WHAT THE EXERCISE ASKS:
Using the listing below, say how many of its lines hold "this". Offer nothing beyond the number.

INFORMATION SUPPLIED:

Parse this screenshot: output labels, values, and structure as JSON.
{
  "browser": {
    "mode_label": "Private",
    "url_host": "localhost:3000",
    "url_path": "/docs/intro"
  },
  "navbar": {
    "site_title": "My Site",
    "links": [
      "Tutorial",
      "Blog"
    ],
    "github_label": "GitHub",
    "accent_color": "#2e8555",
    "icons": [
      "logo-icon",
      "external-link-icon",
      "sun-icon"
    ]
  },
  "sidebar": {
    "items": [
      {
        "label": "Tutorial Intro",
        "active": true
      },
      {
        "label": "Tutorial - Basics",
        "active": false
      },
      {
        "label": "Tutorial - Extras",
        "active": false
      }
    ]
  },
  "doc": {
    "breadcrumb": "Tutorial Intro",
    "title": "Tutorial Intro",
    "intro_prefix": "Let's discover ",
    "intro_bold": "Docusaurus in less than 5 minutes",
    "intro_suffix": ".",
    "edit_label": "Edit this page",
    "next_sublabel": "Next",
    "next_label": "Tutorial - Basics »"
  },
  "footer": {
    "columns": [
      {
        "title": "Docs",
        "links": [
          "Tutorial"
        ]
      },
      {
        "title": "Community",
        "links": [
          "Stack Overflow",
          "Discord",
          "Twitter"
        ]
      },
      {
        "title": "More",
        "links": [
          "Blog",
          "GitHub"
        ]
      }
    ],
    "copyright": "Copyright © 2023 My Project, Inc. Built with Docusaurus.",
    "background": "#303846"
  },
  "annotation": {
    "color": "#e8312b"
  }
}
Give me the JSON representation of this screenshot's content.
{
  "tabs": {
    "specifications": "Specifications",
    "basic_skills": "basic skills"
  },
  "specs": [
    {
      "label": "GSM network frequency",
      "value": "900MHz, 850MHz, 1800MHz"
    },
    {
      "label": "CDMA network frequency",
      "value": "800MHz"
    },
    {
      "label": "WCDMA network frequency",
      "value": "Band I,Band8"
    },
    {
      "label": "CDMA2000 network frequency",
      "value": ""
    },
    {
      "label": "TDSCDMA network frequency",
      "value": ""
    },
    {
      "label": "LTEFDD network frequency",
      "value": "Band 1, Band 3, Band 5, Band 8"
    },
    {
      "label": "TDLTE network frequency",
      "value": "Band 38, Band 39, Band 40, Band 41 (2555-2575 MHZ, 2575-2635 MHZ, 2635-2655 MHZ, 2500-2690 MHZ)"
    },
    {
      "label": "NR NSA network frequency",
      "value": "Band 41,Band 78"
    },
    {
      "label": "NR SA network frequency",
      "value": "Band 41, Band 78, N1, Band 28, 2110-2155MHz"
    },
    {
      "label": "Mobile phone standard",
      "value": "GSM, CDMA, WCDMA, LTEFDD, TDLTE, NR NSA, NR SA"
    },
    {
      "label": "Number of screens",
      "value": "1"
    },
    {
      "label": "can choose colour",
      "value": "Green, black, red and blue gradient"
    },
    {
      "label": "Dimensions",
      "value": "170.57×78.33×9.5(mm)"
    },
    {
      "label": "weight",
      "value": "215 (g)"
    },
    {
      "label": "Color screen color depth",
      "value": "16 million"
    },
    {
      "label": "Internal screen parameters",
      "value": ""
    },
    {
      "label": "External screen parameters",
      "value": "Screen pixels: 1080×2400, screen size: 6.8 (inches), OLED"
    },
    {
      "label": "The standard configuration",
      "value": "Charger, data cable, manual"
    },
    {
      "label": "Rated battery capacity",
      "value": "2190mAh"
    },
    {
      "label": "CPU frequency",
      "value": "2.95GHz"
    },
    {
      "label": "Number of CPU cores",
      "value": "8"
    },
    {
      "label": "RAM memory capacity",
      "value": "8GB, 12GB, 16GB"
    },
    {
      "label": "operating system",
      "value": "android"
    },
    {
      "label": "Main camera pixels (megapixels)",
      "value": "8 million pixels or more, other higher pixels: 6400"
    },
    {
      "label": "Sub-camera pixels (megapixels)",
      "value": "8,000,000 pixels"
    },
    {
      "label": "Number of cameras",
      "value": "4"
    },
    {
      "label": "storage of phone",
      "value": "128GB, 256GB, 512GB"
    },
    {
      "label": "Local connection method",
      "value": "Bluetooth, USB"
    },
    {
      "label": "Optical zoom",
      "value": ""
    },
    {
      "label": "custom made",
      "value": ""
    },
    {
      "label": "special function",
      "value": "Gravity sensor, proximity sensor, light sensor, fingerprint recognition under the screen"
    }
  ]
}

SOLUTION TO THE PROBLEM:
3